Data records for software interfaces:
►
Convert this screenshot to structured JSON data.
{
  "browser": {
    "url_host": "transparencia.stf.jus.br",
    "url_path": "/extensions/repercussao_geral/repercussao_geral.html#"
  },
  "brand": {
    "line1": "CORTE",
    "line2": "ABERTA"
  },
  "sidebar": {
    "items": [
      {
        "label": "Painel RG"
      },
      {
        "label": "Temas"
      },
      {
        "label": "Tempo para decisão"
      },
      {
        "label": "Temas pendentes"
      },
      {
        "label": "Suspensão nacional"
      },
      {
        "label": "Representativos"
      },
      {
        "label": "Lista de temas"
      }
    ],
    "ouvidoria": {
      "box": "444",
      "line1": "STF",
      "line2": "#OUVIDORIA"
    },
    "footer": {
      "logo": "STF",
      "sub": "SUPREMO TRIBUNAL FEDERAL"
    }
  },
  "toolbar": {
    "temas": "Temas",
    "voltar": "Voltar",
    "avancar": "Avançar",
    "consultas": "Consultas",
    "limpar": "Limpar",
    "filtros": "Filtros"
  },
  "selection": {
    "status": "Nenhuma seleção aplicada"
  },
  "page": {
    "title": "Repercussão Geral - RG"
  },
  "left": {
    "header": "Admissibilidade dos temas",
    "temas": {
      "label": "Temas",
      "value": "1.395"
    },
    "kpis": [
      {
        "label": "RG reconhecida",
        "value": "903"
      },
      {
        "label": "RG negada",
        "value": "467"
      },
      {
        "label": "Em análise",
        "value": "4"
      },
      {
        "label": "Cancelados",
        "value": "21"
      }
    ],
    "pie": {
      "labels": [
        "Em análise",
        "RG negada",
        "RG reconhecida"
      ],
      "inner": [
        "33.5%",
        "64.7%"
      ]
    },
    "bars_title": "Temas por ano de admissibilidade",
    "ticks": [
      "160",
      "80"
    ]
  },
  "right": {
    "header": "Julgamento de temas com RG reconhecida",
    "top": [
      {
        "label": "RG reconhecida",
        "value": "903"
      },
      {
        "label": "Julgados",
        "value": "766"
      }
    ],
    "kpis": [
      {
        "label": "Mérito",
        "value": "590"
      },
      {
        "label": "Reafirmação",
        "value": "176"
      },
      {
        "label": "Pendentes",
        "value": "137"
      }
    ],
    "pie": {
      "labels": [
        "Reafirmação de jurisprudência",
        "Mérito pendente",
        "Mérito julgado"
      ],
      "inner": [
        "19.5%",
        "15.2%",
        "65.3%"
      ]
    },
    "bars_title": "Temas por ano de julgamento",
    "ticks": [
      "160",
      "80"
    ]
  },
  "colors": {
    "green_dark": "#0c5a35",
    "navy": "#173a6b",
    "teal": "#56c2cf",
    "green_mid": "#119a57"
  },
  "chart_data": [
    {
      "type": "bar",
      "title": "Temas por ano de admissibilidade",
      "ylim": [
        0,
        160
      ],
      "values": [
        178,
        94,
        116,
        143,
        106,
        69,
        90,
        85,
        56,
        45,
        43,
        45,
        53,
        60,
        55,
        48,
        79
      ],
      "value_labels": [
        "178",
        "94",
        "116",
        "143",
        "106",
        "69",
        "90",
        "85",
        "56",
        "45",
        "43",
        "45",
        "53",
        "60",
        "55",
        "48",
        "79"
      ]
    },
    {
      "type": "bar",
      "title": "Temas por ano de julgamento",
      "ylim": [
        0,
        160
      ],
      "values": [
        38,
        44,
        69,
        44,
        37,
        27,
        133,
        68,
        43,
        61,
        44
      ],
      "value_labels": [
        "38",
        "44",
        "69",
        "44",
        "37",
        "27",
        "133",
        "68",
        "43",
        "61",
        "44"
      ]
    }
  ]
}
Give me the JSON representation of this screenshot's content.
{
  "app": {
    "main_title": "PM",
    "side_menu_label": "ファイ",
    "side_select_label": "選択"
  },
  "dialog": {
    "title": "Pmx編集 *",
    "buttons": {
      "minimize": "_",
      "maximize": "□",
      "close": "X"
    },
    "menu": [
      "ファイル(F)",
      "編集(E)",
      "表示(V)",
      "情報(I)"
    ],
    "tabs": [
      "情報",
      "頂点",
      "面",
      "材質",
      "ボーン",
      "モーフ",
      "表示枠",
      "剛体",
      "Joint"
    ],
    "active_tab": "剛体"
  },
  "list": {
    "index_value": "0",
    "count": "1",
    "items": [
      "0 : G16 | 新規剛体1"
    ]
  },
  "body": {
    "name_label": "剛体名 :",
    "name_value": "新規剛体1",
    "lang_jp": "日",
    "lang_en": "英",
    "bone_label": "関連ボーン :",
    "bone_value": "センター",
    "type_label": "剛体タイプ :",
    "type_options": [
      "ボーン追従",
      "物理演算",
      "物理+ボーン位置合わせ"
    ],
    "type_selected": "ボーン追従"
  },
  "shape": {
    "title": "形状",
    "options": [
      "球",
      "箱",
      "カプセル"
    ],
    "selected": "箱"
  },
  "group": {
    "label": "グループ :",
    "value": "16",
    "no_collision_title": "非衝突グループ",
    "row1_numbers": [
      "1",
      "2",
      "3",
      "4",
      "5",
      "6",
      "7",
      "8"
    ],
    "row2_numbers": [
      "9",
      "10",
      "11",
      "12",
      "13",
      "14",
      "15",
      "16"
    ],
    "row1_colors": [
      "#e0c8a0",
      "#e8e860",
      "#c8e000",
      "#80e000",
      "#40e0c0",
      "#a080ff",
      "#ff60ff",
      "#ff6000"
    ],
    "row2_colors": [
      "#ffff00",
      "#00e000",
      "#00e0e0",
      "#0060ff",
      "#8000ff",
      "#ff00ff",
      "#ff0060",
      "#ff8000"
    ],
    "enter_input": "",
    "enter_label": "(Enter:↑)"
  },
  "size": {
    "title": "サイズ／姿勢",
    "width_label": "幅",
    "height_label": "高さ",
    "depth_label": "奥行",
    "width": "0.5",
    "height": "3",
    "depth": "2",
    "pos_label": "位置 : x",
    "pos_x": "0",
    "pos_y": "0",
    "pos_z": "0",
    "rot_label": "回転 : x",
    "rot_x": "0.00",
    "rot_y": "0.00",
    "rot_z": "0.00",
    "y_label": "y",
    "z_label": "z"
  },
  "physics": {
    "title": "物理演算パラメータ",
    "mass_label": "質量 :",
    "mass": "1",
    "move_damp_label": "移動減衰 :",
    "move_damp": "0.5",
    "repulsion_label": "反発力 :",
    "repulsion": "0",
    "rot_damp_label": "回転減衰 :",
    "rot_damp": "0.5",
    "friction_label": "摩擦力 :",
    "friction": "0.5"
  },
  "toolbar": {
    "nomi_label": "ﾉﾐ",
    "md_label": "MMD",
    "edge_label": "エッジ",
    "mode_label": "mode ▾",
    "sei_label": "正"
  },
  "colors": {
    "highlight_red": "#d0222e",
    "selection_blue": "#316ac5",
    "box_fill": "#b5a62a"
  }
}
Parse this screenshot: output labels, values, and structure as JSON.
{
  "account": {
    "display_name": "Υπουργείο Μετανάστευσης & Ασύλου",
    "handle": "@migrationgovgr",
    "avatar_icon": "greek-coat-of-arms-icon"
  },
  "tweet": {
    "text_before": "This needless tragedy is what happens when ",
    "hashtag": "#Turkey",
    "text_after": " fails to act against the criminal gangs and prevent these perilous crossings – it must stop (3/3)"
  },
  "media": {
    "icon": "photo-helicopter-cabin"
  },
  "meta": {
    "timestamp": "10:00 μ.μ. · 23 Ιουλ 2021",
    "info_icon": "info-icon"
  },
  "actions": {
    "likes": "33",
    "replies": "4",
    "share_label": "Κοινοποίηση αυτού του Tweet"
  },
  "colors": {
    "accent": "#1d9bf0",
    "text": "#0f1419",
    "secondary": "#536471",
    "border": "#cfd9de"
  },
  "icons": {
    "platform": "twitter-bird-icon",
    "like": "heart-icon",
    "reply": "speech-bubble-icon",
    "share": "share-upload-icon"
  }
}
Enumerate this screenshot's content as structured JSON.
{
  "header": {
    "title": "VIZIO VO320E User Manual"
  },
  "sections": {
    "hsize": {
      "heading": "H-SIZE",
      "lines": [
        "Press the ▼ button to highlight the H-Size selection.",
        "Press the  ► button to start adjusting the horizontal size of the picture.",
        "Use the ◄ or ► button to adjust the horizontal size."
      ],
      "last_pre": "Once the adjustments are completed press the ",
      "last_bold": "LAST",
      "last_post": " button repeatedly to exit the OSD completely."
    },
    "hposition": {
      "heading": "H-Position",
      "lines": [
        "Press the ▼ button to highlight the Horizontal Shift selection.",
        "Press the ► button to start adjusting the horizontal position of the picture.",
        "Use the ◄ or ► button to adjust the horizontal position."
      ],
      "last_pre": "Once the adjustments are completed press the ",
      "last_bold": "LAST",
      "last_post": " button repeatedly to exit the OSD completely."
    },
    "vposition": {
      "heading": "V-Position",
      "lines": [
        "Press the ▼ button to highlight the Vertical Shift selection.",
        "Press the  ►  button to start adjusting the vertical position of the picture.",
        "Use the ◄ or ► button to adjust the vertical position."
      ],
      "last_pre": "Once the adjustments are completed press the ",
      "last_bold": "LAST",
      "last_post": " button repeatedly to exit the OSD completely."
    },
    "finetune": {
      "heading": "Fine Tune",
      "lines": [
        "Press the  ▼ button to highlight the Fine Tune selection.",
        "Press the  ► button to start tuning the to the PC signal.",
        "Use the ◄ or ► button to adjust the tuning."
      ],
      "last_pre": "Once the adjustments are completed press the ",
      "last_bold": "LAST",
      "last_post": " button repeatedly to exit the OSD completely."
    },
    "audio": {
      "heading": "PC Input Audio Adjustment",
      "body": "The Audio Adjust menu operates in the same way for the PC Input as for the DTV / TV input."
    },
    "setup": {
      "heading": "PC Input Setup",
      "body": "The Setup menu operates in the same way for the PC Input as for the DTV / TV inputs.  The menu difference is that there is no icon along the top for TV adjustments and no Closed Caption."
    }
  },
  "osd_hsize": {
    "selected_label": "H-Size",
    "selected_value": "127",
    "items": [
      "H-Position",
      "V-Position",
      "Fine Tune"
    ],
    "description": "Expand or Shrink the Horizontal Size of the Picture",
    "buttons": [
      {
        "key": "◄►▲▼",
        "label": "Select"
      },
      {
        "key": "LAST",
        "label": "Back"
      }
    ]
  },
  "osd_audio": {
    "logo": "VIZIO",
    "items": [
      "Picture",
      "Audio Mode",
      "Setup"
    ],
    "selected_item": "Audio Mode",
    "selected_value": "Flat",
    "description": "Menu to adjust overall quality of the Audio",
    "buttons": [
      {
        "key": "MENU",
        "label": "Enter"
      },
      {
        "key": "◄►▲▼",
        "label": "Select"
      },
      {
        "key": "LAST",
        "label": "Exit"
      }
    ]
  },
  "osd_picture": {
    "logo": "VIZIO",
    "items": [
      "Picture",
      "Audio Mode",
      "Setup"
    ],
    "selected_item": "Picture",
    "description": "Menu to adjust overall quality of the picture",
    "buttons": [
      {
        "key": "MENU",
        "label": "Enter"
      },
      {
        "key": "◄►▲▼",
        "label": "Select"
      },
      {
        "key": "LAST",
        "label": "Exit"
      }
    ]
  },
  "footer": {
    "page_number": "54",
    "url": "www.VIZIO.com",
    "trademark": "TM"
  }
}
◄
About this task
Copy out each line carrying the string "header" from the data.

Problem solution
    "header": "Admissibilidade dos temas",
    "header": "Julgamento de temas com RG reconhecida",
  "header": {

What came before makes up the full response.